I pissed off some family members this weekend by asking why/when the term “oriental” was considered racist. I was not appropriately satisfied with the explanation, “Hello! White privilege.” Asking for more than that is, apparently, a bridge too far, and asking the question itself is considered insulting and somewhat racist. Yeah, maybe not tightly related to issues around feminism, but it seems like the left, at this moment, is very very concerned with policing speech. Look at the response to Colbert’s comedy routine, or the move to rename the “Washington Redskins.”

As I’ve been mulling this over, I think there are two primary things that bother me about this. The first, is that by creating a set of rules (you are not allowed to say x, or y, or question this in any way), liberals are creating an easy way to identify those who are in the group and those who are out. If you don’t use the right words and follow all the rules, then we can ostracize you and treat you like shit. Which, let’s be honest, is a LOT more fun that listening to people and creating a respectful dialog.

The other thing that bothers me, is that policing language is cheap. The left seems to have found a way to be both self-righteous and not actually do anything hard. We make take a stand against the word “Redskins” but no actual change is going to happen in the lives of said Native Americans. They will still be poor, still live in devastated communities, and still die young. But it’s a lot easier to change the name of a football team than it is to go work for $20K/year at a food bank or homeless shelter out on the reservation.

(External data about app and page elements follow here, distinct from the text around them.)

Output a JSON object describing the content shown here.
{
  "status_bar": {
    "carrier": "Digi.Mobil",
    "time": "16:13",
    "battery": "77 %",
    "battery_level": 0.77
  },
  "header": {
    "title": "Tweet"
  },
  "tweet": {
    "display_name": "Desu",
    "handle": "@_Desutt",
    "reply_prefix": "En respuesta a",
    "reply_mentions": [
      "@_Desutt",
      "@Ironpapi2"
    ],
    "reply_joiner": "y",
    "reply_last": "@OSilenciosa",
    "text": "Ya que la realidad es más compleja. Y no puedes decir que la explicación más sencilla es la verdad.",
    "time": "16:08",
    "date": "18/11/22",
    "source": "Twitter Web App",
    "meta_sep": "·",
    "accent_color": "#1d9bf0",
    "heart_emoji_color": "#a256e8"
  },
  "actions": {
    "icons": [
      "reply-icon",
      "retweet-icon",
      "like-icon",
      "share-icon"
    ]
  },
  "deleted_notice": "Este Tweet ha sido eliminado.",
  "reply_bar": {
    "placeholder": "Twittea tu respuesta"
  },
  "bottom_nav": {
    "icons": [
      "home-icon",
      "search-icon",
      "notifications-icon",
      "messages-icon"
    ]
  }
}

So, yes, thank you for being a voice of reason in all of this. If we are going to have a free society, then it needs to be able to tolerate open debate.

One that note, the far-left blog Feministing wondered about the above episode, “Is South Park turning feminist?”:

Obviously there are issues with the gendering of this episode, such as the assumption that no girl would ever find farting funny (I sure do), that no guy would ever find queefing funny, and of course the avoidance of the fact that girls do indeed fart ourselves. Not to mention the reduction of the entire feminist movement into queefing rights.

But that’s what South Park does best: Takes an social movement or trend and highlights extreme stereotypes to bring to light the most ridiculous elements of that movement. So I didn’t really find my sexism-alert piqued by this episode and actually found it pretty funny. I felt like it was more the hypocrisy of certain taboo subjects that was more under attack here than anything else. It was certainly brave of the creators to even mention queefing at all, probably the most taboo of all taboo bodily functions.

One more reader ends us on a deadly serious note:

Thanks for posting on the Indian sterilization mess.  One aspect you left out of your analysis is how there’s a women’s rights angle to this as well.  Male sterilization is far less invasive and far safer than female, and yet disproportionately India’s program targets women.  There are a lot of reasons for that, but it can’t be denied that the patriarchal nature of India’s society definitely plays a big role.  The whole situation is beyond horrifying, not just because of the senseless deaths at the hands of misguided government programs, but because it reveals how little India values one half of its population.

Please please please give this story as much air time as you did the crazy thought-policing of Twitter by “feminist activists” and Gamergate. I hate to see feminism reduced to a bunch of Americans whining about people saying not-so-nice things about them on the Internet when elsewhere women are literally dying of neglect.  If women’s rights in this country have descended to the level of suppressing free speech, then clearly it is time to move our attentions elsewhere.